The travelers of the California Trail often quipped that if you had "seen the elephant," then you had hit some hard traveling.Early emigrants once called the California Trail an elephant, due to the difficult journey. If you wanted to get to California in pre-railroad times, you were guaranteed an arduous trek. California emigrants faced the greatest challenges of all the pioneer emigrants of the mid-19th century.

It is estimated that 300,000 people migrated toward California to get into the action and strike it rich. The earliest gold-seekers were people who lived near California or people who heard the news from ships on the fastest sailing routes from California. There were several thousand Latin Americans, including people from Mexico, from Peru and from as far away as Chile. Even Australians and New Zealanders who heard about the news from ships carrying Hawaiian newspapers, boarded ships for California.

At the time of the rush, California was still technically part of Mexico. The area was under American military occupation as the result of the Mexican–American War. After the war ended in February 1848, California became a possession of the United States, but it did not become a state until September 1850. So during this time there was no civil type of government. Of course this led to a confusing and changing mixture of Mexican rules, American principles, and personal dictates, so when disputes broke out over claims and boundaries, miners would settle things out themselves and that settlement was quite often with a gun.

Most of the mining that took place was placer mining. What started out a panning eventually went ot rocker boxes and long toms. Soon creeks were diverted and flumes were built to carry water where it was needed. Modern estimates are that as much as 12 million ounces 370 tons of gold were removed in the first five years of the Gold Rush.

Aound 1853, miners started hydraulic mining on the creek beds and hill sides. Using water from the flumes and having it diverted into water monitors, a miner could blast tons of over burden away in minutes. It is estimated that 11 million ounces 340 tons of gold had been recovered by hydraulic mining.

There was a lot of gravels from these hill sides that were washed into the valleys and of course not all of that was mined or processed through sluice runs. You had vallyes filled with millions of tons of these gravels just sitting there and so by the late 1880's dredging technology started to be used. These large dredges could excavate hindred of tons of gravels every hour running 24 hours a day.It is estimated that more than 20 millio ounces of gold was recovered just by dredging. That's 620 tons of gold.

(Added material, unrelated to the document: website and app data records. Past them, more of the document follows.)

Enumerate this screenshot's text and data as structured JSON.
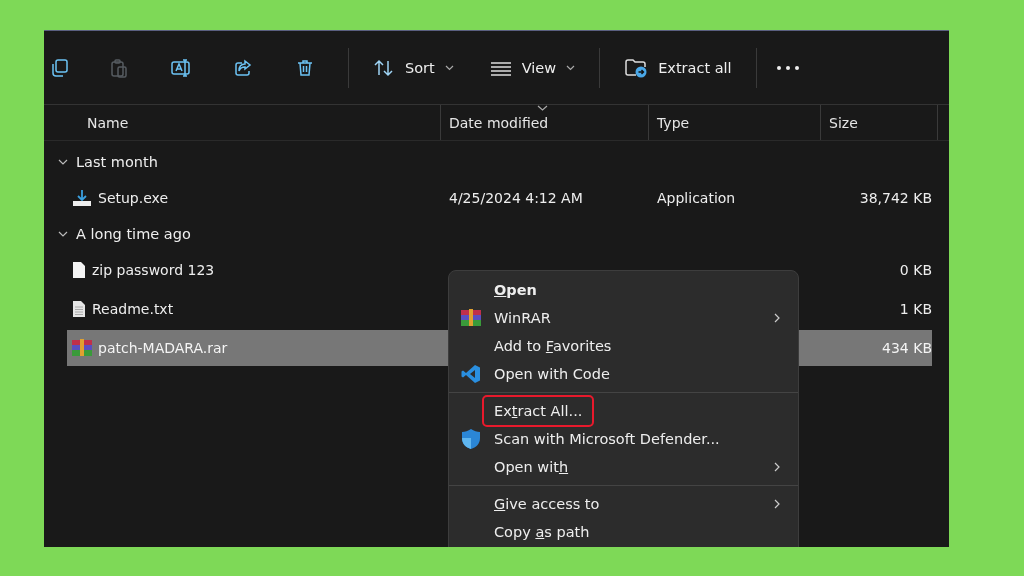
{
  "toolbar": {
    "actions": [
      {
        "kind": "copy",
        "disabled": false
      },
      {
        "kind": "paste",
        "disabled": true
      },
      {
        "kind": "rename",
        "disabled": false
      },
      {
        "kind": "share",
        "disabled": false
      },
      {
        "kind": "delete",
        "disabled": false
      }
    ],
    "menus": [
      {
        "kind": "sort",
        "label": "Sort"
      },
      {
        "kind": "view",
        "label": "View"
      }
    ],
    "extract": {
      "label": "Extract all"
    }
  },
  "columns": [
    {
      "label": "Name"
    },
    {
      "label": "Date modified",
      "sorted": true
    },
    {
      "label": "Type"
    },
    {
      "label": "Size"
    }
  ],
  "groups": [
    {
      "label": "Last month",
      "expanded": true,
      "files": [
        {
          "kind": "installer",
          "name": "Setup.exe",
          "date": "4/25/2024 4:12 AM",
          "type": "Application",
          "size": "38,742 KB",
          "selected": false
        }
      ]
    },
    {
      "label": "A long time ago",
      "expanded": true,
      "files": [
        {
          "kind": "blank",
          "name": "zip password 123",
          "size": "0 KB",
          "selected": false
        },
        {
          "kind": "text",
          "name": "Readme.txt",
          "size": "1 KB",
          "selected": false
        },
        {
          "kind": "archive",
          "name": "patch-MADARA.rar",
          "size": "434 KB",
          "selected": true
        }
      ]
    }
  ],
  "context_menu": {
    "items": [
      {
        "kind": "plain",
        "key": "O",
        "post": "pen",
        "default": true,
        "submenu": false,
        "highlighted": false
      },
      {
        "kind": "archive",
        "pre": "WinRAR",
        "default": false,
        "submenu": true,
        "highlighted": false
      },
      {
        "kind": "plain",
        "pre": "Add to ",
        "key": "F",
        "post": "avorites",
        "default": false,
        "submenu": false,
        "highlighted": false
      },
      {
        "kind": "code",
        "pre": "Open with Code",
        "default": false,
        "submenu": false,
        "highlighted": false
      },
      {
        "kind": "separator"
      },
      {
        "kind": "plain",
        "pre": "Ex",
        "key": "t",
        "post": "ract All...",
        "default": false,
        "submenu": false,
        "highlighted": true
      },
      {
        "kind": "shield",
        "pre": "Scan with Microsoft Defender...",
        "default": false,
        "submenu": false,
        "highlighted": false
      },
      {
        "kind": "plain",
        "pre": "Open wit",
        "key": "h",
        "default": false,
        "submenu": true,
        "highlighted": false
      },
      {
        "kind": "separator"
      },
      {
        "kind": "plain",
        "key": "G",
        "post": "ive access to",
        "default": false,
        "submenu": true,
        "highlighted": false
      },
      {
        "kind": "plain",
        "pre": "Copy ",
        "key": "a",
        "post": "s path",
        "default": false,
        "submenu": false,
        "highlighted": false
      }
    ]
  }
}
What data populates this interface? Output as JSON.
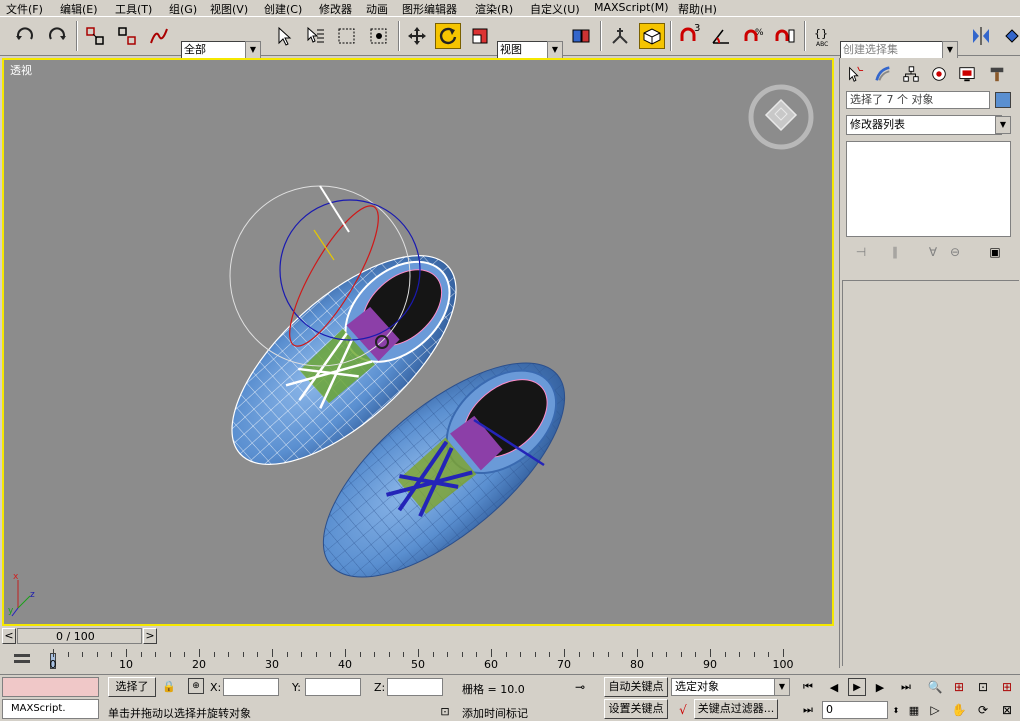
{
  "menubar": {
    "items": [
      "文件(F)",
      "编辑(E)",
      "工具(T)",
      "组(G)",
      "视图(V)",
      "创建(C)",
      "修改器",
      "动画",
      "图形编辑器",
      "渲染(R)",
      "自定义(U)",
      "MAXScript(M)",
      "帮助(H)"
    ]
  },
  "toolbar": {
    "selection_filter": "全部",
    "reference_coord": "视图",
    "named_selection_placeholder": "创建选择集",
    "snap_angle_label": "3"
  },
  "viewport": {
    "label": "透视",
    "axis_x": "x",
    "axis_y": "y",
    "axis_z": "z"
  },
  "command_panel": {
    "selection_info": "选择了 7 个 对象",
    "modifier_list": "修改器列表"
  },
  "timeline": {
    "frame_indicator": "0 / 100",
    "ticks": [
      "0",
      "10",
      "20",
      "30",
      "40",
      "50",
      "60",
      "70",
      "80",
      "90",
      "100"
    ]
  },
  "status": {
    "maxscript_label": "MAXScript.",
    "selection_status": "选择了",
    "x_label": "X:",
    "y_label": "Y:",
    "z_label": "Z:",
    "grid_label": "栅格 = 10.0",
    "prompt": "单击并拖动以选择并旋转对象",
    "add_time_tag": "添加时间标记",
    "auto_key": "自动关键点",
    "set_key": "设置关键点",
    "key_mode": "选定对象",
    "key_filters": "关键点过滤器...",
    "current_frame": "0"
  },
  "colors": {
    "viewport_bg": "#8c8c8c",
    "active_border": "#f5e800",
    "panel_bg": "#d4d0c8",
    "object_color": "#5a8fd0"
  }
}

Soon hard rock mining started to take place from many quarts veins that were in the mountains. Rock was blasted and crushed and the gold was separated over the tables and rns insides the many mills that were scattered throughout Sierra Nevada range. However by the late 1880's, word got out about a big gold stike in Dawson City Yukon and many of the stampeders packed up and headed north.

There is still small scale mining that goes on this area of California today not it is a lot quieter and a whole lot more low key. In fact a lot of people don't even know that gold mining still goes on.